  • Sometimes styled as a conversation after the fact in post-production (e.g., a host records a question they didn’t ask the interviewee directly, but to which the interviewee’s statements contain the answer). This is done for emphasis and clarity. Other times, the episode is styled as a conversation between a host and a reporter/producer, who "tells the story" to the host in such a way that it includes all these other sonic elements.
  • Example: Many of the more polished and popular podcasts out there fall into this category, but Radiolab is one example of this kind of style.


Conversation Among Hosts

  • Could have elements of all of the above, but its core structure is a conversation among multiple regular hosts/contributors (similar to a panel discussion)
  • Example: How to Survive the End of the World (Autumn Brown and adrienne maree brown)


Narration/Voiceover + Interviews + Other Audio

  • The voiceover provides the narrative structure for the story (the ‘glue’ or throughline)
  • “Picking and choosing” pieces from the interview(s) and other audio clips to add dimension to the story
  • Example: This American Life, 99% Invisible


Non-Narrated Podcasts

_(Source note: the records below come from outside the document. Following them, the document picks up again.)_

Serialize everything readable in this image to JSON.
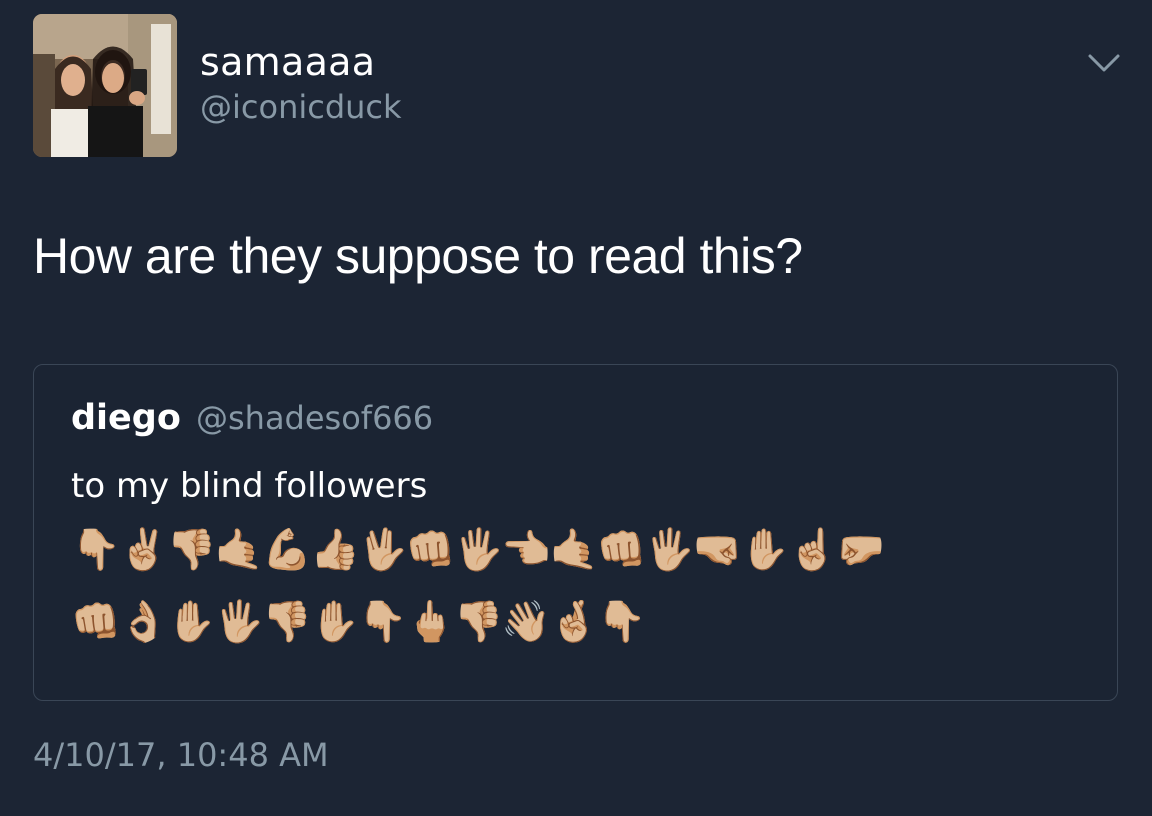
{
  "author": {
    "display_name": "samaaaa",
    "handle": "@iconicduck"
  },
  "tweet": {
    "text": "How are they suppose to read this?",
    "timestamp": "4/10/17, 10:48 AM"
  },
  "icons": {
    "menu": "chevron-down-icon",
    "avatar": "profile-photo"
  },
  "quoted_tweet": {
    "display_name": "diego",
    "handle": "@shadesof666",
    "text": "to my blind followers",
    "emoji_line_1": "👇🏼✌🏼👎🏼🤙🏼💪🏼👍🏼🖖🏼👊🏼🖐🏼👈🏼🤙🏼👊🏼🖐🏼🤜🏼✋🏼☝🏼🤛🏼",
    "emoji_line_2": "👊🏼👌🏼✋🏼🖐🏼👎🏼✋🏼👇🏼🖕🏼👎🏼👋🏼🤞🏼👇🏼"
  },
  "colors": {
    "background": "#1c2534",
    "primary_text": "#ffffff",
    "secondary_text": "#8899a6",
    "quote_border": "#3a4656"
  }
}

  • A type of story where the voices of people in the story comprise most, if not all, of the story itself. While it may be edited by a producer, the story features little to no narration by that producer.
  • Examples: Snap Judgment, Love + Radio, Radio Diaries


Performance Presentation

  • A recording of a live presentation of some kind (poem, reading, interview from live event, etc) that is ‘wrapped’ with a voiceover before and after to contextualize, and/or summarize it
  • Example: The Moth


Fictional Narrative Podcasts

  • Reminiscent and often inspired by the radio dramas popular throughout much of the 20th Century, these shows either create original dramatic content or adapt existing written content to the audio drama format. Elements can vary among shows, but most will include multiple voice actors for different roles and sound design, including music, ambience, and sound effects.
  • Examples: Welcome to Night Vale, Passenger List, The Truth